#### WHAT THE TASK ASKS:
Please state the number of lines in the entries below where the word "that" appears. Include nothing else.

++++++++++++++++++++

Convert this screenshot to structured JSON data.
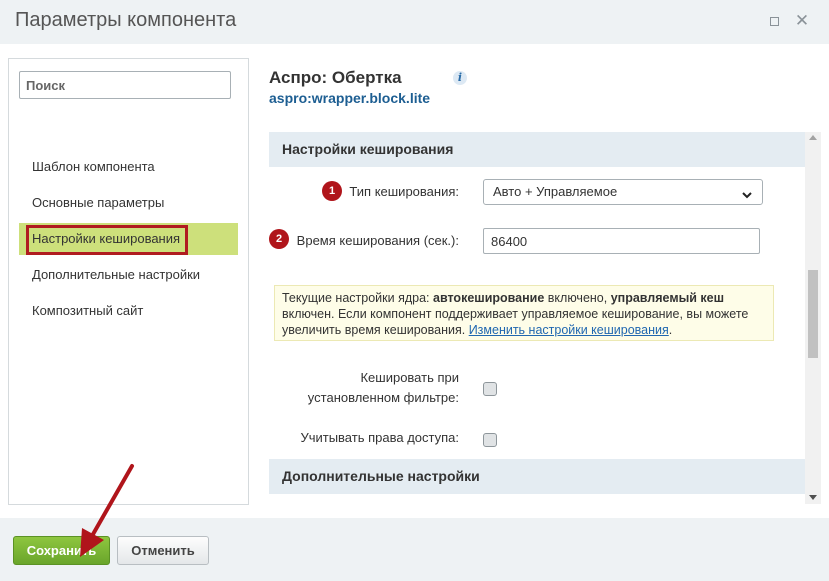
{
  "window": {
    "title": "Параметры компонента",
    "maximize_icon": "maximize-icon",
    "close_icon": "close-icon",
    "close_glyph": "✕"
  },
  "sidebar": {
    "search_placeholder": "Поиск",
    "items": [
      {
        "label": "Шаблон компонента",
        "active": false
      },
      {
        "label": "Основные параметры",
        "active": false
      },
      {
        "label": "Настройки кеширования",
        "active": true
      },
      {
        "label": "Дополнительные настройки",
        "active": false
      },
      {
        "label": "Композитный сайт",
        "active": false
      }
    ]
  },
  "component": {
    "title": "Аспро: Обертка",
    "code": "aspro:wrapper.block.lite",
    "info_glyph": "i"
  },
  "caching_section": {
    "heading": "Настройки кеширования",
    "cache_type": {
      "badge": "1",
      "label": "Тип кеширования:",
      "value": "Авто + Управляемое"
    },
    "cache_time": {
      "badge": "2",
      "label": "Время кеширования (сек.):",
      "value": "86400"
    },
    "notice": {
      "prefix": "Текущие настройки ядра: ",
      "bold1": "автокеширование",
      "mid1": " включено, ",
      "bold2": "управляемый кеш",
      "mid2": " включен. Если компонент поддерживает управляемое кеширование, вы можете увеличить время кеширования. ",
      "link": "Изменить настройки кеширования",
      "suffix": "."
    },
    "cache_filter": {
      "label_line1": "Кешировать при",
      "label_line2": "установленном фильтре:",
      "checked": false
    },
    "access_rights": {
      "label": "Учитывать права доступа:",
      "checked": false
    }
  },
  "additional_section": {
    "heading": "Дополнительные настройки"
  },
  "footer": {
    "save_label": "Сохранить",
    "cancel_label": "Отменить"
  },
  "colors": {
    "active_nav": "#cde07b",
    "highlight_border": "#b01c20",
    "save_button": "#7bb534",
    "badge": "#b0151b",
    "annotation_arrow": "#b0151b"
  }
}
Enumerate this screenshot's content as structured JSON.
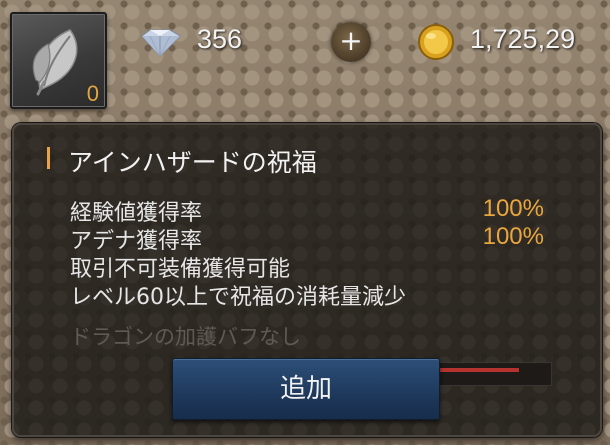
{
  "hud": {
    "item_icon": "leaf-icon",
    "item_count": "0",
    "diamond_icon": "diamond-icon",
    "diamond_count": "356",
    "add_icon": "plus-icon",
    "add_label": "+",
    "gold_icon": "gold-coin-icon",
    "gold_count": "1,725,29"
  },
  "tooltip": {
    "title": "アインハザードの祝福",
    "effects": [
      {
        "label": "経験値獲得率",
        "value": "100%"
      },
      {
        "label": "アデナ獲得率",
        "value": "100%"
      },
      {
        "label": "取引不可装備獲得可能",
        "value": ""
      },
      {
        "label": "レベル60以上で祝福の消耗量減少",
        "value": ""
      }
    ],
    "disabled_note": "ドラゴンの加護バフなし",
    "button_label": "追加"
  },
  "colors": {
    "accent": "#e9a63e",
    "button": "#203c60",
    "text": "#e6e6e6",
    "disabled_text": "#5f5a54"
  }
}
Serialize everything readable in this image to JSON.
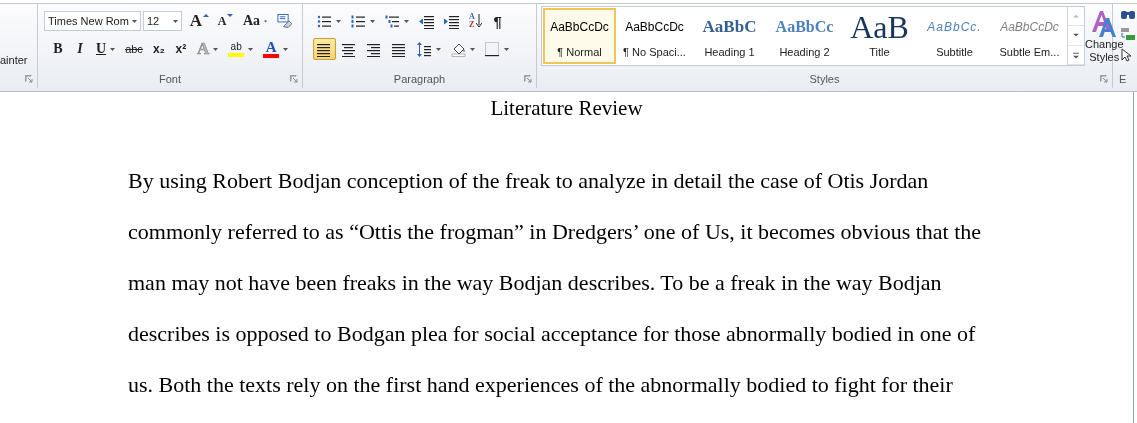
{
  "ribbon": {
    "clipboard": {
      "cut_label": "ainter"
    },
    "font": {
      "label": "Font",
      "font_name": "Times New Rom",
      "font_size": "12",
      "row1": [
        {
          "kind": "grow",
          "glyph": "A",
          "dropdown": false
        },
        {
          "kind": "shrink",
          "glyph": "A",
          "dropdown": false
        },
        {
          "kind": "case",
          "glyph": "Aa",
          "dropdown": true
        },
        {
          "kind": "clear",
          "dropdown": false
        }
      ],
      "row2": [
        {
          "kind": "bold",
          "glyph": "B",
          "dropdown": false
        },
        {
          "kind": "italic",
          "glyph": "I",
          "dropdown": false
        },
        {
          "kind": "underline",
          "glyph": "U",
          "dropdown": true
        },
        {
          "kind": "strike",
          "glyph": "abc",
          "dropdown": false
        },
        {
          "kind": "sub",
          "glyph": "x₂",
          "dropdown": false
        },
        {
          "kind": "super",
          "glyph": "x²",
          "dropdown": false
        },
        {
          "kind": "effects",
          "glyph": "A",
          "dropdown": true,
          "disabled": true
        },
        {
          "kind": "highlight",
          "glyph": "ab",
          "dropdown": true,
          "color": "#ffff00"
        },
        {
          "kind": "color",
          "glyph": "A",
          "dropdown": true,
          "color": "#ff0000"
        }
      ]
    },
    "paragraph": {
      "label": "Paragraph",
      "row1": [
        {
          "kind": "bullets",
          "dropdown": true
        },
        {
          "kind": "numbering",
          "dropdown": true
        },
        {
          "kind": "multilevel",
          "dropdown": true
        },
        {
          "kind": "outdent",
          "dropdown": false
        },
        {
          "kind": "indent",
          "dropdown": false
        },
        {
          "kind": "sort",
          "glyph": "AZ",
          "dropdown": false
        },
        {
          "kind": "marks",
          "glyph": "¶",
          "dropdown": false
        }
      ],
      "row2": [
        {
          "kind": "left",
          "dropdown": false,
          "selected": true
        },
        {
          "kind": "center",
          "dropdown": false,
          "selected": false
        },
        {
          "kind": "right",
          "dropdown": false,
          "selected": false
        },
        {
          "kind": "justify",
          "dropdown": false,
          "selected": false
        },
        {
          "kind": "spacing",
          "dropdown": true
        },
        {
          "kind": "shading",
          "dropdown": true
        },
        {
          "kind": "borders",
          "dropdown": true
        }
      ]
    },
    "styles": {
      "label": "Styles",
      "items": [
        {
          "kind": "normal",
          "sample": "AaBbCcDc",
          "label": "¶ Normal",
          "selected": true
        },
        {
          "kind": "nospacing",
          "sample": "AaBbCcDc",
          "label": "¶ No Spaci...",
          "selected": false
        },
        {
          "kind": "heading1",
          "sample": "AaBbC",
          "label": "Heading 1",
          "selected": false
        },
        {
          "kind": "heading2",
          "sample": "AaBbCc",
          "label": "Heading 2",
          "selected": false
        },
        {
          "kind": "title",
          "sample": "AaB",
          "label": "Title",
          "selected": false
        },
        {
          "kind": "subtitle",
          "sample": "AaBbCc.",
          "label": "Subtitle",
          "selected": false
        },
        {
          "kind": "emphasis",
          "sample": "AaBbCcDc",
          "label": "Subtle Em...",
          "selected": false
        }
      ],
      "change_styles": "Change Styles"
    },
    "editing": {
      "cut_label": "E"
    }
  },
  "document": {
    "title": "Literature Review",
    "lines": [
      "By using Robert Bodjan conception of the freak to analyze in detail the case of Otis Jordan",
      "commonly referred to as “Ottis the frogman” in Dredgers’ one of Us, it becomes obvious that the",
      "man may not have been freaks in the way Bodjan describes. To be a freak in the way Bodjan",
      "describes is opposed to Bodgan plea for social acceptance for those abnormally bodied in one of",
      "us. Both the texts rely on the first hand experiences of the abnormally bodied to fight for their"
    ]
  }
}
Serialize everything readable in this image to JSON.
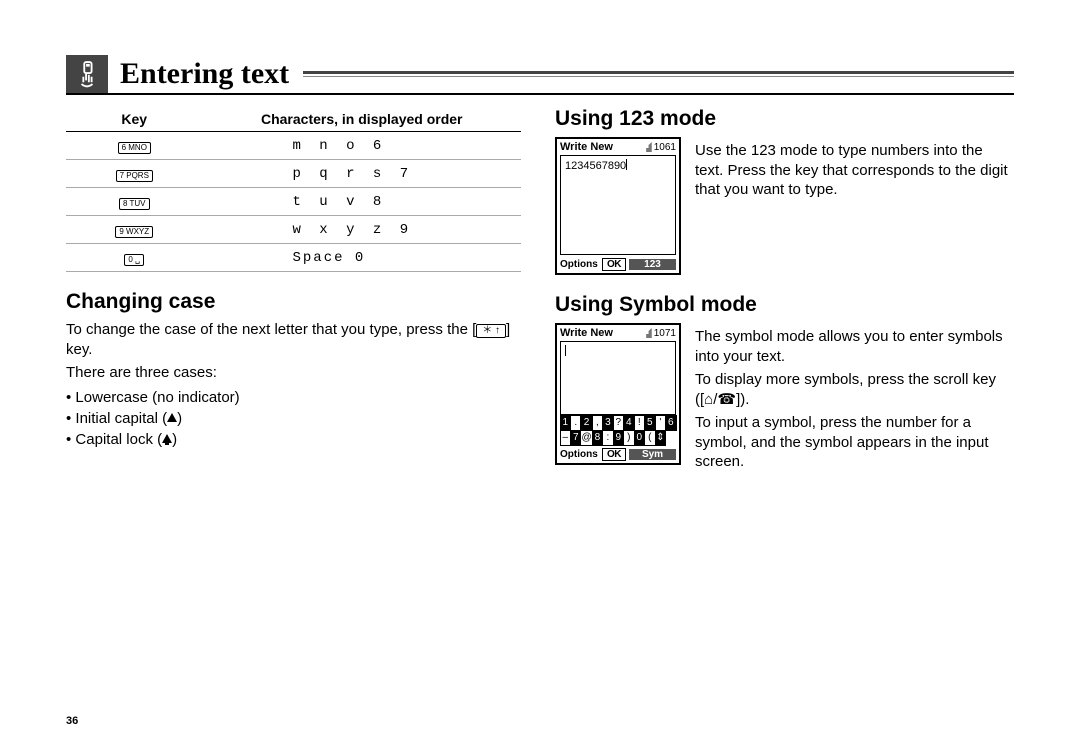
{
  "header": {
    "title": "Entering text"
  },
  "table": {
    "head_key": "Key",
    "head_chars": "Characters, in displayed order",
    "rows": [
      {
        "key": "6 MNO",
        "chars": "m n o 6"
      },
      {
        "key": "7 PQRS",
        "chars": "p q r s 7"
      },
      {
        "key": "8 TUV",
        "chars": "t u v 8"
      },
      {
        "key": "9 WXYZ",
        "chars": "w x y z 9"
      },
      {
        "key": "0 ␣",
        "chars": "Space 0"
      }
    ]
  },
  "changing_case": {
    "heading": "Changing case",
    "para1_a": "To change the case of the next letter that you type, press the [",
    "para1_key": "＊ ↑",
    "para1_b": "] key.",
    "para2": "There are three cases:",
    "cases": [
      "Lowercase (no indicator)",
      "Initial capital (",
      "Capital lock ("
    ],
    "close": ")"
  },
  "mode123": {
    "heading": "Using 123 mode",
    "screen": {
      "title": "Write New",
      "count": "1061",
      "content": "1234567890",
      "sk_left": "Options",
      "sk_mid": "OK",
      "sk_right": "123"
    },
    "text": "Use the 123 mode to type numbers into the text. Press the key that corresponds to the digit that you want to type."
  },
  "symbol": {
    "heading": "Using Symbol mode",
    "screen": {
      "title": "Write New",
      "count": "1071",
      "sk_left": "Options",
      "sk_mid": "OK",
      "sk_right": "Sym",
      "grid": [
        "1",
        ".",
        "2",
        ",",
        "3",
        "?",
        "4",
        "!",
        "5",
        "'",
        "6",
        "–",
        "7",
        "@",
        "8",
        ":",
        "9",
        ")",
        "0",
        "(",
        "⇕"
      ]
    },
    "para1": "The symbol mode allows you to enter symbols into your text.",
    "para2_a": "To display more symbols, press the scroll key ([",
    "para2_b": "]).",
    "para2_keys": "⌂/☎",
    "para3": "To input a symbol, press the number for a symbol, and the symbol appears in the input screen."
  },
  "page_number": "36"
}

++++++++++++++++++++

#### RESPONSE FOR THIS EXERCISE:
3